The spread of coronavirus gives rise to questions about to what extent an employer is allowed to disclose information on infected employees according to the applicable data protection regulation in Greenland.

Earlier this month, the Data Protection Agency published its opinion clarifying to what extent an employer may lawfully disclose information (personal data) on employees in relation to coronavirus.

The authorities made it clear that an employer may to a great extent register and disclose information that is not classified as personal health data and thereby sensitive data. This is, for instance,

  • that an employee has returned home from a “risk area”
  • that an employee is in home quarantine (without mentioning the reason)
  • that an employee is ill (without mentioning what caused the illness)

However, depending on the circumstances, the employer may be entitled to register and even disclose information on the fact that a specific employee is infected. In that way the management and other employees can take the necessary precautions – e.g. consider home quarantine or see a doctor that can examine for infection. This also applies to disclosure of such information to customers, business partners, authorities etc.

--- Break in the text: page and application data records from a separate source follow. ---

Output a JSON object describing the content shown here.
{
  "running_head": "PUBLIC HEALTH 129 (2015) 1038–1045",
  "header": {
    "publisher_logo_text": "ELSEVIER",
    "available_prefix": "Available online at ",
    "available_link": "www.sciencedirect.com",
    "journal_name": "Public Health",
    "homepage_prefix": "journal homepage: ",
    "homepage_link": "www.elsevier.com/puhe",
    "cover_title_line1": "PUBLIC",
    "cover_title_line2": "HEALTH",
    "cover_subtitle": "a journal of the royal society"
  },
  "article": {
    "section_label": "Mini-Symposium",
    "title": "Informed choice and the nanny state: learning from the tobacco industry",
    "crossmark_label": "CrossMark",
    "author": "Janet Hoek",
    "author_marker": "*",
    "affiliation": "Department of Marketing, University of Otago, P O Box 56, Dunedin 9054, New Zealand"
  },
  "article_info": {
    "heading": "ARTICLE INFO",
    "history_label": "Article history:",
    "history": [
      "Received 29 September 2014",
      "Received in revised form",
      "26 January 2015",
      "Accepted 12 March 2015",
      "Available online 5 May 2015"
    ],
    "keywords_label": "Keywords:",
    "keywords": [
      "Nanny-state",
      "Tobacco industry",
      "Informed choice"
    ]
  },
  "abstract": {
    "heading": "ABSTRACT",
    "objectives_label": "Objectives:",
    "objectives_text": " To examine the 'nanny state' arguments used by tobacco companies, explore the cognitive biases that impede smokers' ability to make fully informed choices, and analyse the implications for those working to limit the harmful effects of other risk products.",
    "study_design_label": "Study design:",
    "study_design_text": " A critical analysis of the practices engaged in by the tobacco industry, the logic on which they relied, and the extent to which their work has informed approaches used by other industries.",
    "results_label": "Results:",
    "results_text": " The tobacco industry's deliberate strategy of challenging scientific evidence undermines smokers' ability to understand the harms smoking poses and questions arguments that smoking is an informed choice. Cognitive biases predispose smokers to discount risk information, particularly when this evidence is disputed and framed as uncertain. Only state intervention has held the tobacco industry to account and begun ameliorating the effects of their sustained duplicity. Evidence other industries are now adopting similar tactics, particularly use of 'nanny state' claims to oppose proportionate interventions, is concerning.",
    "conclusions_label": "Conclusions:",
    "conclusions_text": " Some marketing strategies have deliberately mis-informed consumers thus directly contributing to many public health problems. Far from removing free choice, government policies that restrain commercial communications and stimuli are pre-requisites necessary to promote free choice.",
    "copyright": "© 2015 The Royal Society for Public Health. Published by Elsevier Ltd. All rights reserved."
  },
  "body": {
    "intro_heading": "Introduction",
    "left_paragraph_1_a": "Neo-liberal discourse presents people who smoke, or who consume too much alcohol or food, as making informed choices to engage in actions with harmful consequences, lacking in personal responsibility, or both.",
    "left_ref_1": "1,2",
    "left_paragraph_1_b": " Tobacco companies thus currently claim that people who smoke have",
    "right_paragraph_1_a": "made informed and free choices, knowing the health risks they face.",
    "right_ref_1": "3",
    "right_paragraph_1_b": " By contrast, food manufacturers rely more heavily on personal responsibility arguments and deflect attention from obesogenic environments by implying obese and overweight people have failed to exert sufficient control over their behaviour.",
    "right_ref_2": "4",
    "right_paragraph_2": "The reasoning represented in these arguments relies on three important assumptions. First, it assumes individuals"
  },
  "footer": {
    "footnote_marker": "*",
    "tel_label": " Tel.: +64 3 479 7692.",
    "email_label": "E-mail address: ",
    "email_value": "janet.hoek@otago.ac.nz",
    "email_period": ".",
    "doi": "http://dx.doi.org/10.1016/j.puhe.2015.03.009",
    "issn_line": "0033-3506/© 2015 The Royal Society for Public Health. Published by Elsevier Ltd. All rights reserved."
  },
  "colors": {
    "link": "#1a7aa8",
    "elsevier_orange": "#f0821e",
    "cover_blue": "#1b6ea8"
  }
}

Still, the Data Protection Agency emphasizes that the general principles on processing of personal data and the legal requirements for objectivity and necessity must be followed. It must always be considered:

  • if there is a good reason for registering and sharing the relevant information,
  • if it is necessary to specify the information, i.e. if the purpose can be fulfilled by “sharing less”,
  • if it is necessary to mention any names – for instance the name of the infected person and/or person in home quarantine.

If the above give arise to any questions you are welcome to contact our personal data expert.


Thor Suhr
Assistant Attorney

(+299) 58 01 00